Data about app and page elements
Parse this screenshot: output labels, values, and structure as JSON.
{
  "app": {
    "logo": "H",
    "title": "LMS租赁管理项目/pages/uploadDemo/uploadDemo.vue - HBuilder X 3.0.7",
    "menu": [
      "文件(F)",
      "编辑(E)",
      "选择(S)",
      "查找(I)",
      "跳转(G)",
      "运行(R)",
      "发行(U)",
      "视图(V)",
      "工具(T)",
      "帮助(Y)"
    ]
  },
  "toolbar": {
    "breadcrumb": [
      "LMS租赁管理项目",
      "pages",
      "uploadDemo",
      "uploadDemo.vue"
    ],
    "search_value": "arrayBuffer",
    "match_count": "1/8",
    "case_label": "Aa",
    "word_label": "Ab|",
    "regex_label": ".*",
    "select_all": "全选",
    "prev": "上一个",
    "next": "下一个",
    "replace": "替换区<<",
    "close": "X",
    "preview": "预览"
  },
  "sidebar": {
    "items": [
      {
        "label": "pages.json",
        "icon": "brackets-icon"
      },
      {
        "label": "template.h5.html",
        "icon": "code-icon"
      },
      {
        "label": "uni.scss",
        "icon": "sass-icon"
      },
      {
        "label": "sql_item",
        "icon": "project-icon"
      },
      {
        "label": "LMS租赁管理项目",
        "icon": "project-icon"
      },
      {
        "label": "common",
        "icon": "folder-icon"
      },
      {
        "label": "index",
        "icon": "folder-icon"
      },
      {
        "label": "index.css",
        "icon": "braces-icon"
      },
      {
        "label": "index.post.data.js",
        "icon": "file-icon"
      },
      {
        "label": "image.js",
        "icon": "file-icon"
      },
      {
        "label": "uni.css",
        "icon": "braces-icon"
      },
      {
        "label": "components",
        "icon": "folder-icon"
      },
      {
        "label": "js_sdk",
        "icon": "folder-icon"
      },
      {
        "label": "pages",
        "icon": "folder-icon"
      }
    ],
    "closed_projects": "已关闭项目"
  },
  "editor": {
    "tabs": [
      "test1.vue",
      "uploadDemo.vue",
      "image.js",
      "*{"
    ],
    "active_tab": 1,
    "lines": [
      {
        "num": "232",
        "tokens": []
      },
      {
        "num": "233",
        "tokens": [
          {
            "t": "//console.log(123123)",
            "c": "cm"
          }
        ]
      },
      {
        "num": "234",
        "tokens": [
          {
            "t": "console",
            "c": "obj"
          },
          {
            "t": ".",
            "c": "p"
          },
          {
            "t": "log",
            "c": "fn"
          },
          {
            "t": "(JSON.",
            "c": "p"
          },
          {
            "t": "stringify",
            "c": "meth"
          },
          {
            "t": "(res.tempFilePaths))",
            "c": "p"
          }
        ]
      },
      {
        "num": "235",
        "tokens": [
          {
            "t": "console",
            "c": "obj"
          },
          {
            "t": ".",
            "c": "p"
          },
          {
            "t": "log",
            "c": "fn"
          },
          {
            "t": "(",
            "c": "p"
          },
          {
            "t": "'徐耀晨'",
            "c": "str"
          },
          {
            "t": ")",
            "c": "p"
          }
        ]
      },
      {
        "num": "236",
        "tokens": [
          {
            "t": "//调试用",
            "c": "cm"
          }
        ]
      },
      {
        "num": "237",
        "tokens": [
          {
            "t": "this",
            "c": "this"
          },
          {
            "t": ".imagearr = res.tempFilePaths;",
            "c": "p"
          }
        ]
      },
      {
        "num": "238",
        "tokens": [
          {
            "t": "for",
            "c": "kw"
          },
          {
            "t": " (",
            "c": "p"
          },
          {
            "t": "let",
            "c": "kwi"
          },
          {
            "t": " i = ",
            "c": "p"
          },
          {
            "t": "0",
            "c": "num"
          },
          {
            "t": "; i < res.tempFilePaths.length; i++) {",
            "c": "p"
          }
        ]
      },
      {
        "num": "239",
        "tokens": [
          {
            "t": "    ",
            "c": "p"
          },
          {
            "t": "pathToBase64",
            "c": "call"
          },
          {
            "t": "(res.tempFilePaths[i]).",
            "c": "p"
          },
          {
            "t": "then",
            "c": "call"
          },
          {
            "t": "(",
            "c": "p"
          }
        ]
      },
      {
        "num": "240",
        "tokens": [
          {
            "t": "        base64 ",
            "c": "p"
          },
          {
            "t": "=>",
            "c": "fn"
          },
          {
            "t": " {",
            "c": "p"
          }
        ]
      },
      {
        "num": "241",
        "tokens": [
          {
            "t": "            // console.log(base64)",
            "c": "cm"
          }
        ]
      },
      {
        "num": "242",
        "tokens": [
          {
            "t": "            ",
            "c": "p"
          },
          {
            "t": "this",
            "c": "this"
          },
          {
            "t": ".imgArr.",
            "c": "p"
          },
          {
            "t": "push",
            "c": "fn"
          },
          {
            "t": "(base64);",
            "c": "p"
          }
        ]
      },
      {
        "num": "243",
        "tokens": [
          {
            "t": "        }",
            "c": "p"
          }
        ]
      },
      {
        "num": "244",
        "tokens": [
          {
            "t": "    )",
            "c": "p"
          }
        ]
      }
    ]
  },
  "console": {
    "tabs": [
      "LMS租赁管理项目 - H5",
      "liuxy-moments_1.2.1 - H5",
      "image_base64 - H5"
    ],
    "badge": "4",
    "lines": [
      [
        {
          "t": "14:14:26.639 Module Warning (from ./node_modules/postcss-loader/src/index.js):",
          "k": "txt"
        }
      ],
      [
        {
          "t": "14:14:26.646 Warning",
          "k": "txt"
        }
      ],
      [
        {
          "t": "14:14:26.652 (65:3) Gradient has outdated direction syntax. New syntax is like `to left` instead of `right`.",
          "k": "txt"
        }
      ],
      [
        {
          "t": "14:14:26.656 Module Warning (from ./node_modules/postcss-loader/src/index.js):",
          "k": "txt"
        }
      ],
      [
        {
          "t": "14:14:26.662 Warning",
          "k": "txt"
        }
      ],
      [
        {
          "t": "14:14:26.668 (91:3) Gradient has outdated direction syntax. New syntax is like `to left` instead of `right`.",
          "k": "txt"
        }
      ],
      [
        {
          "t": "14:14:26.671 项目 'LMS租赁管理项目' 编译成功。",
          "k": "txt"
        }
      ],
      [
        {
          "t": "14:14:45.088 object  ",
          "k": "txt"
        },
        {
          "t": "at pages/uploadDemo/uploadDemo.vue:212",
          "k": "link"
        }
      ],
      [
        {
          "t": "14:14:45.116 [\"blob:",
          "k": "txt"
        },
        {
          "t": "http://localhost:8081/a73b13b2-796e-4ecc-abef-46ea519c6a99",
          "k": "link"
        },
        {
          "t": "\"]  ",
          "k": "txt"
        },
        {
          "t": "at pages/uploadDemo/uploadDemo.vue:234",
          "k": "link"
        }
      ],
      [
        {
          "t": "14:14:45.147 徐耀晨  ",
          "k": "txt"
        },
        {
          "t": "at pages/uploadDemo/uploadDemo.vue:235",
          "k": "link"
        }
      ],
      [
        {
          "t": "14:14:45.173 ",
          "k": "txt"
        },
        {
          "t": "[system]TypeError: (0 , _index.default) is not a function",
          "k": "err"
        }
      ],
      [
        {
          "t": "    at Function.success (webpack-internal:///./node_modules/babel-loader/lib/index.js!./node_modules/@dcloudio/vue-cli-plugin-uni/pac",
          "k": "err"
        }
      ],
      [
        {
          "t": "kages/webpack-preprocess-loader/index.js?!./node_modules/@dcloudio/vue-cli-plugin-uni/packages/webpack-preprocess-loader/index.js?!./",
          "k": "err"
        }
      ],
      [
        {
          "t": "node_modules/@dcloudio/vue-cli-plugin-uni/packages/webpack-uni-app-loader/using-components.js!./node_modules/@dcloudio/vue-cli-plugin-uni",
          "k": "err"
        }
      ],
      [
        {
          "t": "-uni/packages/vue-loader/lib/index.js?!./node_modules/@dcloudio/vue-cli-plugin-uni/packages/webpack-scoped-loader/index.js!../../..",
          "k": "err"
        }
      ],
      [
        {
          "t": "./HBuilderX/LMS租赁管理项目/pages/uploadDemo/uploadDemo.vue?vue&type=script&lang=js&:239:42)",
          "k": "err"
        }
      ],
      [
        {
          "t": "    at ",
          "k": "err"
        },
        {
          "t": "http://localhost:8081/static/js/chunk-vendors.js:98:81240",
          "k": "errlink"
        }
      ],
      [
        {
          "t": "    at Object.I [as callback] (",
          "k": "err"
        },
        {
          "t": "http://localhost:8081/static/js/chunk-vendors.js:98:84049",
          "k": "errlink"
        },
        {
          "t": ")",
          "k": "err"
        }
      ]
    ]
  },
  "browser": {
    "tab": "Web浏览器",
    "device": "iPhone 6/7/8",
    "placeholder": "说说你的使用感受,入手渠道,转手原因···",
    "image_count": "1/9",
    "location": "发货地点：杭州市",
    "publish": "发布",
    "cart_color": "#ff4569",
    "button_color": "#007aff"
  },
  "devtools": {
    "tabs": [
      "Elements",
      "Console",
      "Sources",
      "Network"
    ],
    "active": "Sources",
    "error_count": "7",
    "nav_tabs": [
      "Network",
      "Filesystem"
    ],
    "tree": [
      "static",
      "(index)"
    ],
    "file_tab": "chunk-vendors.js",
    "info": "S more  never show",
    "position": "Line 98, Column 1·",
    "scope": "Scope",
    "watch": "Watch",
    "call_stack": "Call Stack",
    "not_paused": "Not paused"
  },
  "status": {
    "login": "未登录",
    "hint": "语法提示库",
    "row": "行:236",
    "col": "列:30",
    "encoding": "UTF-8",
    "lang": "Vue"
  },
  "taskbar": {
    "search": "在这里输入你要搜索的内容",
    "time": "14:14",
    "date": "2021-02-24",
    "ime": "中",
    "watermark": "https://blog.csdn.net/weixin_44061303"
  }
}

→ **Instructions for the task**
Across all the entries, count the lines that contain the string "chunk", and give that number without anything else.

→ **Output of the task**
3